CAPE TOWN/SOUTH AFRICA, 12JUN2009 - Jacob Zuma...

Johannesburg – World markets must open up to the least developed countries that had become “innocent bystanders” of the global financial crisis, President Jacob Zuma said on Thursday.

“We feel strongly about the need to open up the world markets in order to stimulate the recovery of the global economy,” he told a business meeting in France.

“The participation of low-income countries in global trade is crucial for their growth and poverty reduction endeavours,” Zuma said.

The meeting took place on the sidelines of the G20 Summit in Cannes.

Zuma said change was inevitable in order to curtail the effects of the crisis and “realistically” attain a higher and more equitable growth.

“We believe that this current crisis should lead to a realisation that change is inevitable. Balanced growth is just as important as strong and sustainable growth.”
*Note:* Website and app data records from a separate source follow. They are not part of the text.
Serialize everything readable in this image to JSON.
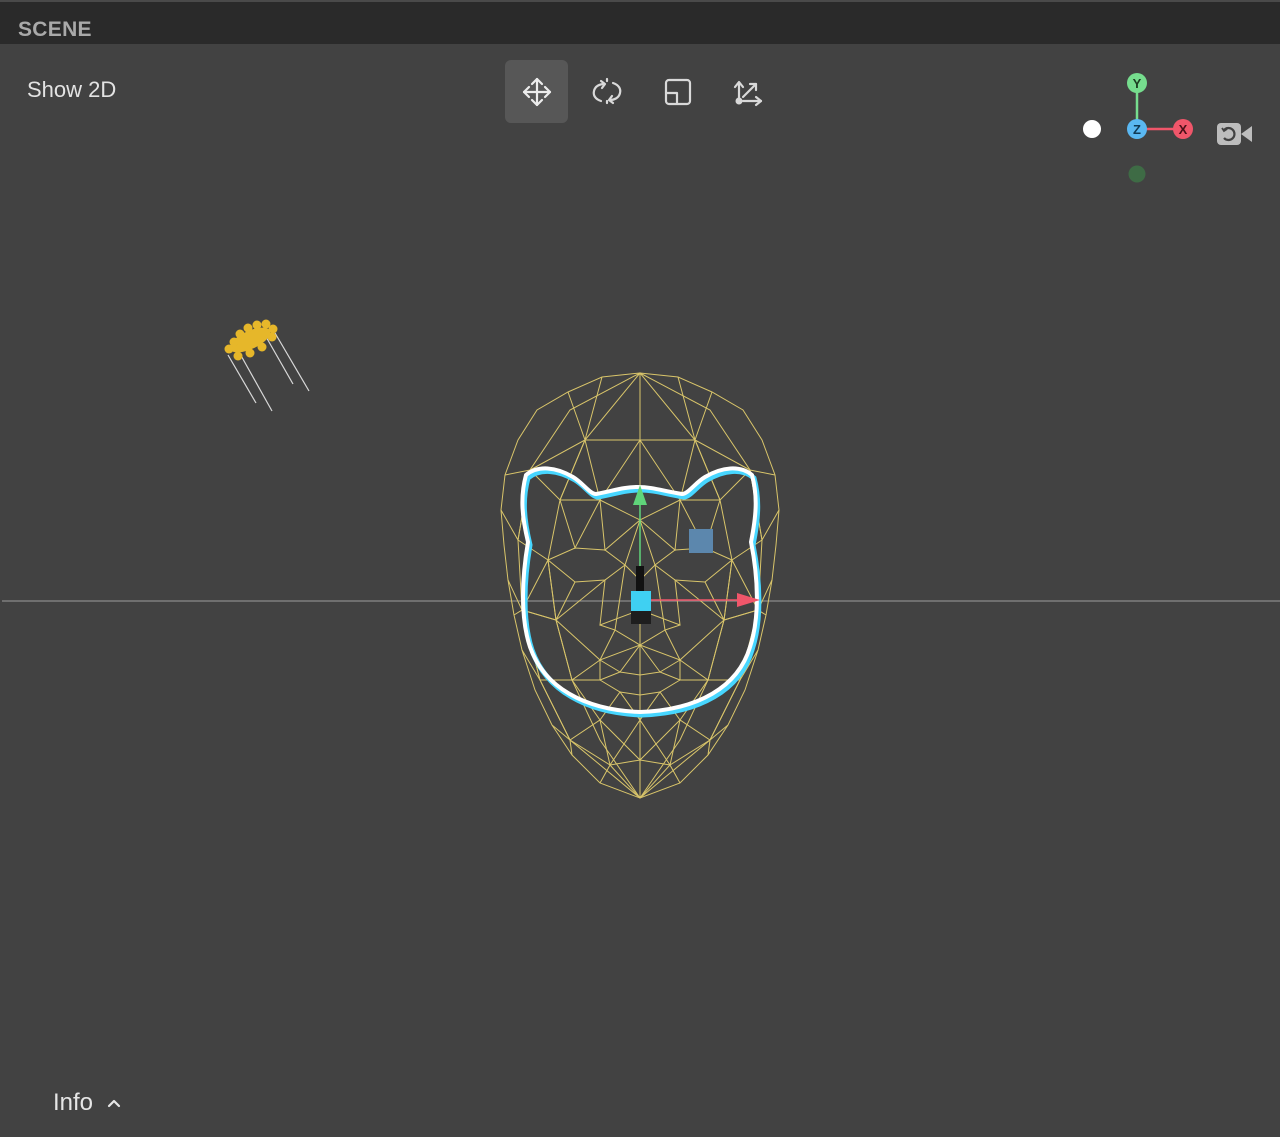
{
  "panel": {
    "title": "SCENE"
  },
  "viewport": {
    "show_2d_label": "Show 2D",
    "info_label": "Info",
    "tools": [
      {
        "name": "move-tool",
        "icon": "move-arrows-icon",
        "active": true
      },
      {
        "name": "rotate-tool",
        "icon": "rotate-icon",
        "active": false
      },
      {
        "name": "scale-tool",
        "icon": "scale-icon",
        "active": false
      },
      {
        "name": "pivot-tool",
        "icon": "pivot-icon",
        "active": false
      }
    ],
    "axis_gizmo": {
      "y_label": "Y",
      "z_label": "Z",
      "x_label": "X",
      "colors": {
        "x": "#f0566a",
        "y": "#76dd8e",
        "z": "#5ab8f2"
      },
      "camera_icon": "camera-switch-icon"
    }
  },
  "colors": {
    "mesh": "#d9c56a",
    "outline_white": "#ffffff",
    "outline_cyan": "#47d6ff",
    "light_gold": "#e6b72a"
  }
}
Addressing growth was not possible without first dealing with the root causes of imbalances in the global economy.

“To this end, we need stronger commitments from large deficit and surplus countries to do a number of things.”

These included strengthening the fiscal policy environment, maintaining appropriate monetary policies and refraining from protectionism.

Zuma said surplus countries should support investment in developing and low income countries.

This would contribute enormously to promoting development, poverty reduction and decent work.

“Populations in emerging economies and least developed countries will continue to be subjected to harmful and excessive economic volatility and risks until agreement on these often divisive issues is reached within the G20,” Zuma said.

via Zuma urges opening up of world economy: Fin24: Economy